The expected output is the complete data, reproduced exactly.

Segment Open

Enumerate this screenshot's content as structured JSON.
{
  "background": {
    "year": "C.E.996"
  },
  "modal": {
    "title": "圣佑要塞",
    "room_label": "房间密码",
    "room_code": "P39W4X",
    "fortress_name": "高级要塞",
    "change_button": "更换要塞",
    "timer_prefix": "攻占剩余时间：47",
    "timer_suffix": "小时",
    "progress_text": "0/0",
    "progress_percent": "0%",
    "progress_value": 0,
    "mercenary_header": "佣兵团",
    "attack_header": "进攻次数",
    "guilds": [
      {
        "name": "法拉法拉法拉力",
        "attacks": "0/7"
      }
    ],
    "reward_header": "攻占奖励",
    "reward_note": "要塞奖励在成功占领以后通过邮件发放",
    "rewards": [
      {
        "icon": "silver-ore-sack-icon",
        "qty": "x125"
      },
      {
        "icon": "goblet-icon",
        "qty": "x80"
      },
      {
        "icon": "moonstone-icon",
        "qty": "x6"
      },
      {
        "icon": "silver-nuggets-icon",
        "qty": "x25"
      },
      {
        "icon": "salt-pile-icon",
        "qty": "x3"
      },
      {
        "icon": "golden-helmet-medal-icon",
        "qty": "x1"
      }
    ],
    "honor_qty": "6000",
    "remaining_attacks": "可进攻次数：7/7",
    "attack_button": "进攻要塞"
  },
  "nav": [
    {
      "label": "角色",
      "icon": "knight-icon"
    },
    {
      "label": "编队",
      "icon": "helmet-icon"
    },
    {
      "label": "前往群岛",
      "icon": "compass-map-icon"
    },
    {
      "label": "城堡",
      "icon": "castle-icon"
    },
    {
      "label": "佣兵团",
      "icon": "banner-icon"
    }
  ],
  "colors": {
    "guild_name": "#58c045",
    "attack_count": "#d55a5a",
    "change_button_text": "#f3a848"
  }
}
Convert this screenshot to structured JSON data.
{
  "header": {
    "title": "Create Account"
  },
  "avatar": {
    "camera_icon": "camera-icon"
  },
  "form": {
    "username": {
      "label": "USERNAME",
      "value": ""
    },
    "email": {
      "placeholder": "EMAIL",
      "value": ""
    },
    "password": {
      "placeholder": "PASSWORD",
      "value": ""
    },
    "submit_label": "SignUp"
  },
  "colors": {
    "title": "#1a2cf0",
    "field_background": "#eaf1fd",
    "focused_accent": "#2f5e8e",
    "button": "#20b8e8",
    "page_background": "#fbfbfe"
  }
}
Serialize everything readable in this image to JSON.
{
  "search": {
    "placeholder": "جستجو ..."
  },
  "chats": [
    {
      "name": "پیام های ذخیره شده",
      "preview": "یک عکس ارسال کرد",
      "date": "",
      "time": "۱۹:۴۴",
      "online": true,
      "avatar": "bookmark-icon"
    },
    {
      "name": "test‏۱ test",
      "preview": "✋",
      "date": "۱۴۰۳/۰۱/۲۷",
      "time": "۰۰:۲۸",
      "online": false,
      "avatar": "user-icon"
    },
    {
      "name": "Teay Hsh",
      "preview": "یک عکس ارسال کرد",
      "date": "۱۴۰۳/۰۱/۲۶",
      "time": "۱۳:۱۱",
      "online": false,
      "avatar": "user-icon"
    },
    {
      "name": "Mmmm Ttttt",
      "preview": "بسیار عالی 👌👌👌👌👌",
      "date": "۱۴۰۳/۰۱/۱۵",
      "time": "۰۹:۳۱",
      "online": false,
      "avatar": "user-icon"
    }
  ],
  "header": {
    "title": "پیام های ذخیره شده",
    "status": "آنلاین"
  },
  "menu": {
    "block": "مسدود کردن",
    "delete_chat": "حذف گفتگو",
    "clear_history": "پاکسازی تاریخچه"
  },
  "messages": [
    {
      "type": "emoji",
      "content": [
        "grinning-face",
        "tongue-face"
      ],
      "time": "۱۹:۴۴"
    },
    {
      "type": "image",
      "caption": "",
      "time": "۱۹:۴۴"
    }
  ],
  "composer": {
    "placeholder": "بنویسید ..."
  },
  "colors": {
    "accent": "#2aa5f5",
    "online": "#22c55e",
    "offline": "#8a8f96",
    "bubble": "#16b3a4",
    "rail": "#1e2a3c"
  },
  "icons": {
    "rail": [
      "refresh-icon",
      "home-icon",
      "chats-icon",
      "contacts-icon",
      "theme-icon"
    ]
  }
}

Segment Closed

◆ **YOUR RESPONSE**
Enumerate this screenshot's content as structured JSON.
{
  "background": {
    "year": "C.E.996"
  },
  "modal": {
    "title": "圣佑要塞",
    "room_label": "房间密码",
    "room_code": "P39W4X",
    "fortress_name": "高级要塞",
    "change_button": "更换要塞",
    "timer_prefix": "攻占剩余时间：47",
    "timer_suffix": "小时",
    "progress_text": "0/0",
    "progress_percent": "0%",
    "progress_value": 0,
    "mercenary_header": "佣兵团",
    "attack_header": "进攻次数",
    "guilds": [
      {
        "name": "法拉法拉法拉力",
        "attacks": "0/7"
      }
    ],
    "reward_header": "攻占奖励",
    "reward_note": "要塞奖励在成功占领以后通过邮件发放",
    "rewards": [
      {
        "icon": "silver-ore-sack-icon",
        "qty": "x125"
      },
      {
        "icon": "goblet-icon",
        "qty": "x80"
      },
      {
        "icon": "moonstone-icon",
        "qty": "x6"
      },
      {
        "icon": "silver-nuggets-icon",
        "qty": "x25"
      },
      {
        "icon": "salt-pile-icon",
        "qty": "x3"
      },
      {
        "icon": "golden-helmet-medal-icon",
        "qty": "x1"
      }
    ],
    "honor_qty": "6000",
    "remaining_attacks": "可进攻次数：7/7",
    "attack_button": "进攻要塞"
  },
  "nav": [
    {
      "label": "角色",
      "icon": "knight-icon"
    },
    {
      "label": "编队",
      "icon": "helmet-icon"
    },
    {
      "label": "前往群岛",
      "icon": "compass-map-icon"
    },
    {
      "label": "城堡",
      "icon": "castle-icon"
    },
    {
      "label": "佣兵团",
      "icon": "banner-icon"
    }
  ],
  "colors": {
    "guild_name": "#58c045",
    "attack_count": "#d55a5a",
    "change_button_text": "#f3a848"
  }
}
Convert this screenshot to structured JSON data.
{
  "header": {
    "title": "Create Account"
  },
  "avatar": {
    "camera_icon": "camera-icon"
  },
  "form": {
    "username": {
      "label": "USERNAME",
      "value": ""
    },
    "email": {
      "placeholder": "EMAIL",
      "value": ""
    },
    "password": {
      "placeholder": "PASSWORD",
      "value": ""
    },
    "submit_label": "SignUp"
  },
  "colors": {
    "title": "#1a2cf0",
    "field_background": "#eaf1fd",
    "focused_accent": "#2f5e8e",
    "button": "#20b8e8",
    "page_background": "#fbfbfe"
  }
}
Serialize everything readable in this image to JSON.
{
  "search": {
    "placeholder": "جستجو ..."
  },
  "chats": [
    {
      "name": "پیام های ذخیره شده",
      "preview": "یک عکس ارسال کرد",
      "date": "",
      "time": "۱۹:۴۴",
      "online": true,
      "avatar": "bookmark-icon"
    },
    {
      "name": "test‏۱ test",
      "preview": "✋",
      "date": "۱۴۰۳/۰۱/۲۷",
      "time": "۰۰:۲۸",
      "online": false,
      "avatar": "user-icon"
    },
    {
      "name": "Teay Hsh",
      "preview": "یک عکس ارسال کرد",
      "date": "۱۴۰۳/۰۱/۲۶",
      "time": "۱۳:۱۱",
      "online": false,
      "avatar": "user-icon"
    },
    {
      "name": "Mmmm Ttttt",
      "preview": "بسیار عالی 👌👌👌👌👌",
      "date": "۱۴۰۳/۰۱/۱۵",
      "time": "۰۹:۳۱",
      "online": false,
      "avatar": "user-icon"
    }
  ],
  "header": {
    "title": "پیام های ذخیره شده",
    "status": "آنلاین"
  },
  "menu": {
    "block": "مسدود کردن",
    "delete_chat": "حذف گفتگو",
    "clear_history": "پاکسازی تاریخچه"
  },
  "messages": [
    {
      "type": "emoji",
      "content": [
        "grinning-face",
        "tongue-face"
      ],
      "time": "۱۹:۴۴"
    },
    {
      "type": "image",
      "caption": "",
      "time": "۱۹:۴۴"
    }
  ],
  "composer": {
    "placeholder": "بنویسید ..."
  },
  "colors": {
    "accent": "#2aa5f5",
    "online": "#22c55e",
    "offline": "#8a8f96",
    "bubble": "#16b3a4",
    "rail": "#1e2a3c"
  },
  "icons": {
    "rail": [
      "refresh-icon",
      "home-icon",
      "chats-icon",
      "contacts-icon",
      "theme-icon"
    ]
  }
}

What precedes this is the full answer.